Interface dataset entries
========================================================================
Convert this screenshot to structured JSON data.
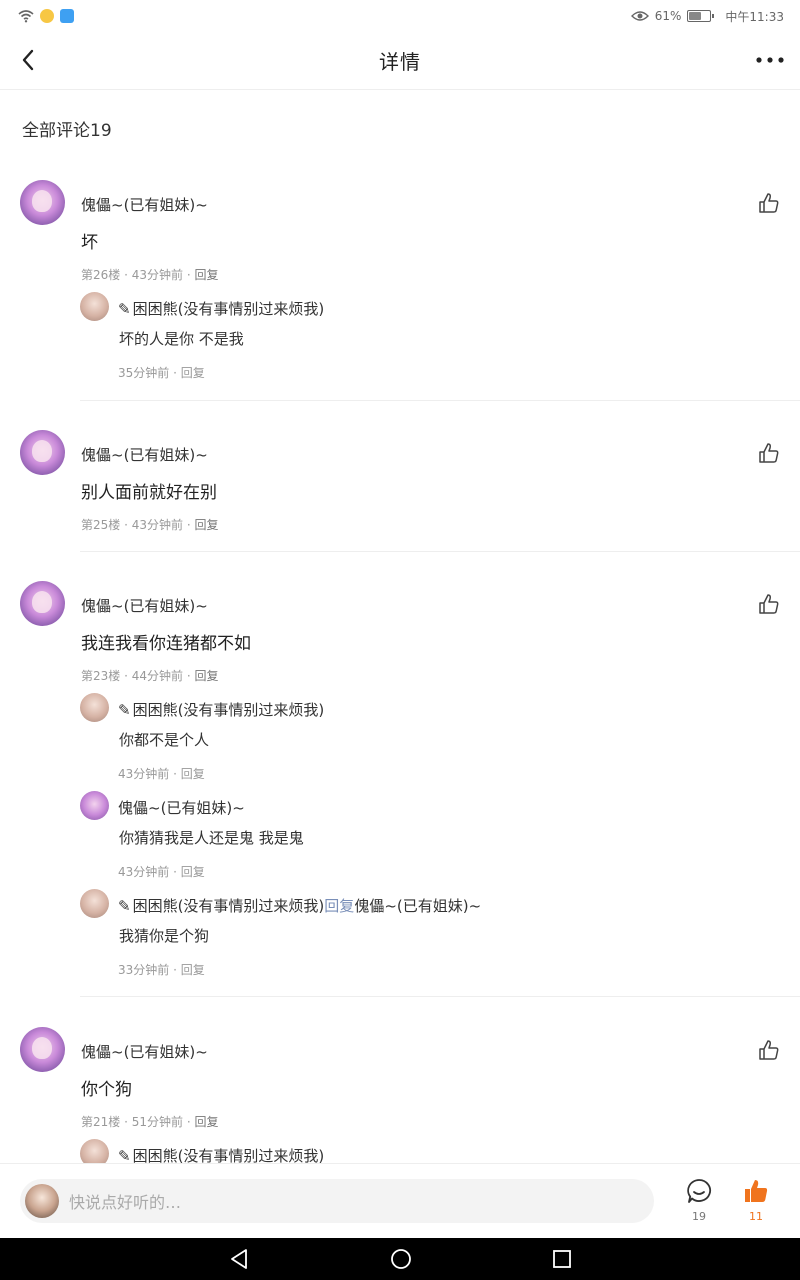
{
  "status_bar": {
    "percent": "61%",
    "time": "中午11:33",
    "battery_level": 0.61
  },
  "app_bar": {
    "title": "详情",
    "back_icon": "chevron-left-icon",
    "more_icon": "more-horizontal-icon"
  },
  "section": {
    "title": "全部评论19"
  },
  "comments": [
    {
      "username": "傀儡~(已有姐妹)~",
      "content": "坏",
      "floor": "第26楼",
      "time": "43分钟前",
      "reply_label": "回复",
      "replies": [
        {
          "name": "困困熊(没有事情别过来烦我)",
          "pencil": "✎",
          "reply_word": "",
          "target": "",
          "content": "坏的人是你 不是我",
          "time": "35分钟前",
          "reply_label": "回复"
        }
      ]
    },
    {
      "username": "傀儡~(已有姐妹)~",
      "content": "别人面前就好在别",
      "floor": "第25楼",
      "time": "43分钟前",
      "reply_label": "回复",
      "replies": []
    },
    {
      "username": "傀儡~(已有姐妹)~",
      "content": "我连我看你连猪都不如",
      "floor": "第23楼",
      "time": "44分钟前",
      "reply_label": "回复",
      "replies": [
        {
          "name": "困困熊(没有事情别过来烦我)",
          "pencil": "✎",
          "reply_word": "",
          "target": "",
          "content": "你都不是个人",
          "time": "43分钟前",
          "reply_label": "回复"
        },
        {
          "name": "傀儡~(已有姐妹)~",
          "pencil": "",
          "reply_word": "",
          "target": "",
          "content": "你猜猜我是人还是鬼 我是鬼",
          "time": "43分钟前",
          "reply_label": "回复"
        },
        {
          "name": "困困熊(没有事情别过来烦我)",
          "pencil": "✎",
          "reply_word": "回复",
          "target": "傀儡~(已有姐妹)~",
          "content": "我猜你是个狗",
          "time": "33分钟前",
          "reply_label": "回复"
        }
      ]
    },
    {
      "username": "傀儡~(已有姐妹)~",
      "content": "你个狗",
      "floor": "第21楼",
      "time": "51分钟前",
      "reply_label": "回复",
      "replies": [
        {
          "name": "困困熊(没有事情别过来烦我)",
          "pencil": "✎",
          "reply_word": "",
          "target": "",
          "content": "",
          "time": "",
          "reply_label": ""
        }
      ]
    }
  ],
  "bottom_bar": {
    "placeholder": "快说点好听的…",
    "comment_count": "19",
    "like_count": "11"
  },
  "colors": {
    "accent_orange": "#f0741e",
    "text": "#222222",
    "muted": "#999999",
    "divider": "#eeeeee"
  }
}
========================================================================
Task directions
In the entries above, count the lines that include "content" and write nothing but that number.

Solution to this task
9